U.S. Initial jobless claims fell a massive 94,000 to end the year at 492,000 last week. It was nice to see a sub 500,000 jobless claims number to end the year after an ugly November and December. However, one should note that the fine print is not as good because this number was completely dominated by seasonal adjustments. The actual unadjusted number of 718,468 was actually higher than last week’s actual unadjusted 716,576.
Here is how Reuters reports it.
The number of U.S. workers filing new claims for jobless benefits slumped 94,000 last week, government data on Wednesday showed, but seasonal factors were likely behind this unexpectedly large decline with the labor market remaining very soft.
Initial claims for state unemployment insurance benefits fell to a seasonally adjusted 492,000 in the week ended Dec 27 from an unrevised 586,000 the prior week, the Labor Department said.
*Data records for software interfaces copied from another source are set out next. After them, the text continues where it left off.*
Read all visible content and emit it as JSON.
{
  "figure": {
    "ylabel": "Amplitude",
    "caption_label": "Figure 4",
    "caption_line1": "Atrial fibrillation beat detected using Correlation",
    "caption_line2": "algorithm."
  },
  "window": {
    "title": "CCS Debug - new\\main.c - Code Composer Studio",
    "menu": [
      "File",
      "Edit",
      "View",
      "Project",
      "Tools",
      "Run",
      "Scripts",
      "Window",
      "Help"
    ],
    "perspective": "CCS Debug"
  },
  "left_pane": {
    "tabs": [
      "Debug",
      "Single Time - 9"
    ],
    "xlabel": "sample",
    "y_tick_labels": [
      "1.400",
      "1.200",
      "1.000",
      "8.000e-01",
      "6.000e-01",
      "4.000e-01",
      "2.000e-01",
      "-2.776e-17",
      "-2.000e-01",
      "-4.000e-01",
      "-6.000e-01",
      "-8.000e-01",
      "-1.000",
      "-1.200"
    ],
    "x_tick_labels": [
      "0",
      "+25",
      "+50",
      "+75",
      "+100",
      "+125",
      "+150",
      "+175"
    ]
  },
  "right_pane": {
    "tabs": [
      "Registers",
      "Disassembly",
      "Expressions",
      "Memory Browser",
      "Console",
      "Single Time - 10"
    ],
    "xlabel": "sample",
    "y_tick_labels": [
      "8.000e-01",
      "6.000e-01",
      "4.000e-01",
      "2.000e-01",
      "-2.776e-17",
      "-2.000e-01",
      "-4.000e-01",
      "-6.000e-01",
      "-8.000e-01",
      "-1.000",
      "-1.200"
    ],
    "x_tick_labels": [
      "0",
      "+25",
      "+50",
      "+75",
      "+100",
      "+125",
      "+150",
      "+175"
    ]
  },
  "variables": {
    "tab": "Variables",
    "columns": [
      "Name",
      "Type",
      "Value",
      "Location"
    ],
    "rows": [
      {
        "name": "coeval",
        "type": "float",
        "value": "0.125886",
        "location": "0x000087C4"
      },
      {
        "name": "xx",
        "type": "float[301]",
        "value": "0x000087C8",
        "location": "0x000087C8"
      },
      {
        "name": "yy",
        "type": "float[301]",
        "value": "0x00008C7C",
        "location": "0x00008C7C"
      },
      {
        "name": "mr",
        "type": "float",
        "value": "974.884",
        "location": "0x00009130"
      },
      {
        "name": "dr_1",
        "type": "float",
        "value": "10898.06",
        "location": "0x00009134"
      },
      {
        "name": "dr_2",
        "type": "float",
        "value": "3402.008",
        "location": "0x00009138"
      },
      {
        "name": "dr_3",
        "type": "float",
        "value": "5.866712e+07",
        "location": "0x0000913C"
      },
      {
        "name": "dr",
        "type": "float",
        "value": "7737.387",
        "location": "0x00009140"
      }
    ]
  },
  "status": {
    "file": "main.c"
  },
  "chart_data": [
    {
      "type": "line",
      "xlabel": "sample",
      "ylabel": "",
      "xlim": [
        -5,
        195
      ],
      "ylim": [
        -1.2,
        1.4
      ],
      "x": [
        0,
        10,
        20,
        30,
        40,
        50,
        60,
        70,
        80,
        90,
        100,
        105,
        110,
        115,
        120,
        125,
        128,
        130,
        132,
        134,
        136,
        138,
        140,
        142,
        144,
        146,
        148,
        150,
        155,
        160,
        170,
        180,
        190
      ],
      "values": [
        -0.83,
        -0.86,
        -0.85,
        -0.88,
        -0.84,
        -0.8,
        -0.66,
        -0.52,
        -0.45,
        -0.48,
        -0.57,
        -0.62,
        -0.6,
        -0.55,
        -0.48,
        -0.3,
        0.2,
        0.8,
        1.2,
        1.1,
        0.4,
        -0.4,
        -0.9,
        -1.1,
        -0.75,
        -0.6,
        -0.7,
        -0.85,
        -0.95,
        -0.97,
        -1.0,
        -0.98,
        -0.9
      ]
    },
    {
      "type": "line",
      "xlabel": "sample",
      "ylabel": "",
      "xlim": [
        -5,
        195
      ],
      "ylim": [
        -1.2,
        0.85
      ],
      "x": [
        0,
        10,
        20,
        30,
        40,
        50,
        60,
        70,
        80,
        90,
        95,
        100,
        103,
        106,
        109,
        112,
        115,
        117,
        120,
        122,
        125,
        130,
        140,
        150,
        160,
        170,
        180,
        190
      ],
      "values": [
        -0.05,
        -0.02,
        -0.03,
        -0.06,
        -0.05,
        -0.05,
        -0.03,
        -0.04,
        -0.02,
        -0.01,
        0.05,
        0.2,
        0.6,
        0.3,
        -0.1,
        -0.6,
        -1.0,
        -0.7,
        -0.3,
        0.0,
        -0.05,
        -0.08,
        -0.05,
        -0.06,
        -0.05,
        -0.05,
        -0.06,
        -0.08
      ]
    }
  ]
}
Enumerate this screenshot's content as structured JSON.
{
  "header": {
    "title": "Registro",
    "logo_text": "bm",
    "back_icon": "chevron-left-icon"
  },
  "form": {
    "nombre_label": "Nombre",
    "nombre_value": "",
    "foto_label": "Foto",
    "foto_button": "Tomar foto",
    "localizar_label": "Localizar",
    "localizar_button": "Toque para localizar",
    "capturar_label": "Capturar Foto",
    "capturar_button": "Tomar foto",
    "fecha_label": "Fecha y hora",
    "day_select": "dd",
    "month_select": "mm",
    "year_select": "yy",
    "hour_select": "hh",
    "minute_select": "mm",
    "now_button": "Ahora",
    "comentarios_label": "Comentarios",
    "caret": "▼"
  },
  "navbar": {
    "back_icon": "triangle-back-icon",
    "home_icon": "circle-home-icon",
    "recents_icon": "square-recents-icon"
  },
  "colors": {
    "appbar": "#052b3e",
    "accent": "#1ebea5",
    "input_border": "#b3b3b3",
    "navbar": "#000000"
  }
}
It was the lowest reading for initial claims since the week ended November 1, 2008, and the steepest decline since 1992.
Prices on U.S. government bond extended losses on the larger-than-expected drop in claims.
Analysts polled by Reuters had forecast 565,000 new claims as the country’s year-long recession continued to chill employment, and a separate reading on so-called continued claims hit a 26-year high.
A Labor Department official said the timing of the year-end holidays and volatility in factors used to seasonal adjust the data was likely to blame for the large decline in initial weekly claims, and he warned this situation could persist for several more weeks.
“The numbers seemed unbelievable but the states certified they were correct,” the Labor Department official said.
The numbers are indeed unbelievable. Why? The seasonal adjustment factor for initial claims was 145.9, where 100 means the adjusted and unadjusted numbers are the same. That means taking the real number and dividing it by 1.459. That’s a huge adjustment.
If you look at the chart below, which strips out these anomalies by comparing the 4-week average unadjusted numbers to last years numbers, you can see that the comparisons are at their worst for this cycle.
The long and short of it is that the numbers are skewed by seasonal adjustments and do not represent the picture on the ground. In reality, the U.S. job market is looking bleak.